A master baker’s grandson

Sissi’s chef and baker Martin Hartmann learned the trade as a young child from his grandfather, who was a real master baker. Now, the Austrian spends most Tuesdays or Wednesdays baking in a Berlin kitchen with his team – they make about 100 loaves a week. Their range takes in South Tyrollean rye bread with nuts, spelt bread and plain white bread. “It goes like clockwork,” says Hartmann who sets a fast pace. This means that by the end of a baking session everyone is covered in flour and has bits of dough clinging to their clothes.

The starter dough – made from 50 percent crushed grain, 50 percent lukewarm water – is prepared the day before and left to ferment overnight. Yeast, flour, spices and other ingredients are added the next morning. It all goes into a 50-year-old mixer  that Hartmann is very proud of for 12 minutes, then kneaded and poured into tins and left to rise for an hour.

The team gets on to the next batch in the meantime. “Time is of the essence when it comes to baking bread,” says Hartmann. “Industrial bread really gets my goat, with all the chemical leaveners!”

Once the dough has risen, it’s baked at 300 degrees for an hour in a preheated oven, which Hartmann is also very proud of.

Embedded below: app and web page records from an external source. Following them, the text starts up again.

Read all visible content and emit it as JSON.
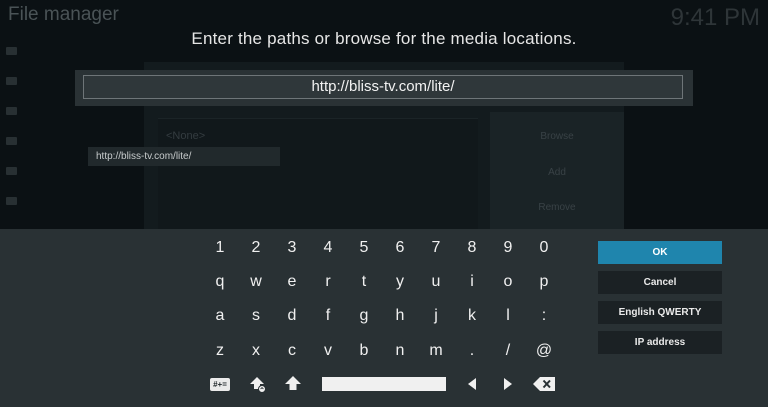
{
  "background": {
    "window_title": "File manager",
    "clock": "9:41 PM",
    "none_label": "<None>",
    "browse_label": "Browse",
    "add_label": "Add",
    "remove_label": "Remove"
  },
  "dialog": {
    "heading": "Enter the paths or browse for the media locations.",
    "input_value": "http://bliss-tv.com/lite/",
    "suggestion": "http://bliss-tv.com/lite/"
  },
  "keyboard": {
    "row1": [
      "1",
      "2",
      "3",
      "4",
      "5",
      "6",
      "7",
      "8",
      "9",
      "0"
    ],
    "row2": [
      "q",
      "w",
      "e",
      "r",
      "t",
      "y",
      "u",
      "i",
      "o",
      "p"
    ],
    "row3": [
      "a",
      "s",
      "d",
      "f",
      "g",
      "h",
      "j",
      "k",
      "l",
      ":"
    ],
    "row4": [
      "z",
      "x",
      "c",
      "v",
      "b",
      "n",
      "m",
      ".",
      "/",
      "@"
    ],
    "symbols_label": "#+=",
    "buttons": {
      "ok": "OK",
      "cancel": "Cancel",
      "layout": "English QWERTY",
      "ip": "IP address"
    }
  },
  "colors": {
    "focus_accent": "#1f85ad",
    "panel": "#293134"
  }
}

Regulars at Sissi love the bread and often take a loaf back home with them. Hartmann says it’s not about filling guests up before the real meal arrives but about showing them quality. It’s also a question of money because it’s cheaper to bake bread than to buy it in from elsewhere.